→ Instructions for the task
Your answer must be every line of the data below that holds the string "modułu", copied exactly.

··········

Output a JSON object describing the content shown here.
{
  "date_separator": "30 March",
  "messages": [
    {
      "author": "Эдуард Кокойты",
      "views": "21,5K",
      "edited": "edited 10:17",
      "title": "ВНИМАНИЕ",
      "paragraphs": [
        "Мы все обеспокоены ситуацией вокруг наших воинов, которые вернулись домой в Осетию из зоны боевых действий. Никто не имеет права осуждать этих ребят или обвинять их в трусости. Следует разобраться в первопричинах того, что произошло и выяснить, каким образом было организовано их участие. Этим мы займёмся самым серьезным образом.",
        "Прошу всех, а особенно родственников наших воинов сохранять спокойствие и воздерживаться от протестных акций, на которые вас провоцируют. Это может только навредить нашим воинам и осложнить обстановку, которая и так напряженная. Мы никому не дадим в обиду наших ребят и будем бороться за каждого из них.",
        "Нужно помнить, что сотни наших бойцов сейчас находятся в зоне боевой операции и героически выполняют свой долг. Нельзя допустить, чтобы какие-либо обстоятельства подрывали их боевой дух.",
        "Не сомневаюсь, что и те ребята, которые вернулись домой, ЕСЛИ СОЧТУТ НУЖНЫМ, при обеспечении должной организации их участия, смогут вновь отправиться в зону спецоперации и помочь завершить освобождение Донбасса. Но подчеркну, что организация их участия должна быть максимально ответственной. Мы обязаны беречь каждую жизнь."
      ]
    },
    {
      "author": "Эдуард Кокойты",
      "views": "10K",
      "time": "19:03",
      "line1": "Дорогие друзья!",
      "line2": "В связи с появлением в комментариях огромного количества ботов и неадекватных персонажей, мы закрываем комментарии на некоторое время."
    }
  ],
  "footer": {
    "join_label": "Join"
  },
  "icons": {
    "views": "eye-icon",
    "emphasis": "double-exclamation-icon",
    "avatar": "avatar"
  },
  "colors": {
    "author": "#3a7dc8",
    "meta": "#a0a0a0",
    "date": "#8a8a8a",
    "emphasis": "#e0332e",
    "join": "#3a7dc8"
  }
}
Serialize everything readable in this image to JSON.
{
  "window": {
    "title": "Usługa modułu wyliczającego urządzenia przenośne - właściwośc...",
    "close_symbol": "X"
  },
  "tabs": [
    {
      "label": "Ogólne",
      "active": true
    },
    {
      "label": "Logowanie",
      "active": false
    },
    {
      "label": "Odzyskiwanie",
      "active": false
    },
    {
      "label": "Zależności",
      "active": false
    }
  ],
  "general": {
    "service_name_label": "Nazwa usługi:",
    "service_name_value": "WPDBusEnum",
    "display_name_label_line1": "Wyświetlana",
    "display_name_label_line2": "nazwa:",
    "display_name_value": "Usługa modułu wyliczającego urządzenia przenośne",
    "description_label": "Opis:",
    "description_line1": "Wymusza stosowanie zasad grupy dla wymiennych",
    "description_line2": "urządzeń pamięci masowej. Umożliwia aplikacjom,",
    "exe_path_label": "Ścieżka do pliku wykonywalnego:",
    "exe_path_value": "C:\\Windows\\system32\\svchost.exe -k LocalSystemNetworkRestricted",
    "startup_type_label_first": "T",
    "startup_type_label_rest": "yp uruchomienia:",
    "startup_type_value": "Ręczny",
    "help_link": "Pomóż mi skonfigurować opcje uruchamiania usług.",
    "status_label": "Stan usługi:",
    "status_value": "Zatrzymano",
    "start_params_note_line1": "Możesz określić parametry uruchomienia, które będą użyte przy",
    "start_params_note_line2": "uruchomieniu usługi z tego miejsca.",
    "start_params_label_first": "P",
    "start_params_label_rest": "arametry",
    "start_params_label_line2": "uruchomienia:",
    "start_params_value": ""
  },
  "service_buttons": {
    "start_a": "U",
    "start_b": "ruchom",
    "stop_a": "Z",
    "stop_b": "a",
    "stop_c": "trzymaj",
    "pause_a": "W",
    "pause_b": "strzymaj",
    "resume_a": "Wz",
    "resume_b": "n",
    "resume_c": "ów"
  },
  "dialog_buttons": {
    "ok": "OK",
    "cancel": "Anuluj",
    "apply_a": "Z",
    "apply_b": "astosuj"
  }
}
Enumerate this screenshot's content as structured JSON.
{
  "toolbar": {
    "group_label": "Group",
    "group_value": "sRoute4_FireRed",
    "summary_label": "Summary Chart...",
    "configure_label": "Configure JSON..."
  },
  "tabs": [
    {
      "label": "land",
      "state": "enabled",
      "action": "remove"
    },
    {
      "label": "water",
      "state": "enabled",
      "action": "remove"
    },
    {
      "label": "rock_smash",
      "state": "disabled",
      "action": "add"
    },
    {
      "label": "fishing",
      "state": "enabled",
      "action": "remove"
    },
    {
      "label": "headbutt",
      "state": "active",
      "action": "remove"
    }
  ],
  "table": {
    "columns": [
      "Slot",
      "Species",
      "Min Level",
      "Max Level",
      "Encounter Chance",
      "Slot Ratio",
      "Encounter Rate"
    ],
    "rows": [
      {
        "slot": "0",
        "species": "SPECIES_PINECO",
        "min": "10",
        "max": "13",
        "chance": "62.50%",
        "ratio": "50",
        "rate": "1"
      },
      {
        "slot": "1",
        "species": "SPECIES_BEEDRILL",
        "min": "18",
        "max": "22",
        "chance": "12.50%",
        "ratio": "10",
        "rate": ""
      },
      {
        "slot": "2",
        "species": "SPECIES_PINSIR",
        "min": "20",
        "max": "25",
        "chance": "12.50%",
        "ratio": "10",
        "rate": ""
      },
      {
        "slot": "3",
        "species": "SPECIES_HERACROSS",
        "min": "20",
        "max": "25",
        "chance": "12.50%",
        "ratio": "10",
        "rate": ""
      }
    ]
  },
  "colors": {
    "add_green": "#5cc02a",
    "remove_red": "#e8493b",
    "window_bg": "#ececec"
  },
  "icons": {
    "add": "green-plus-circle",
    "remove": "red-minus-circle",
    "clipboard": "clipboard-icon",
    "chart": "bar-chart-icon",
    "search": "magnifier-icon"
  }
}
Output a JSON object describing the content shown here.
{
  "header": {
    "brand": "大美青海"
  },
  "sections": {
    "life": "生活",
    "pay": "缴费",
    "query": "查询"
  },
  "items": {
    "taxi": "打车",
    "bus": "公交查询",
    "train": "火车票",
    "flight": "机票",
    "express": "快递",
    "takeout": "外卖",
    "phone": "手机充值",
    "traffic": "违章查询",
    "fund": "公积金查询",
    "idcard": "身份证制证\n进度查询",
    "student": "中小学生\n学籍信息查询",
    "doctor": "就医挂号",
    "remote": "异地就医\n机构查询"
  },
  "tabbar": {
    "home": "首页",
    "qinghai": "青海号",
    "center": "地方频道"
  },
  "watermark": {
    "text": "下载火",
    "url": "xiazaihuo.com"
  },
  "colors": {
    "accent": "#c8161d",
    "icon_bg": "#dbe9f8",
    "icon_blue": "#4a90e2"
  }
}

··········

→ Task result
    "title": "Usługa modułu wyliczającego urządzenia przenośne - właściwośc...",
    "display_name_value": "Usługa modułu wyliczającego urządzenia przenośne",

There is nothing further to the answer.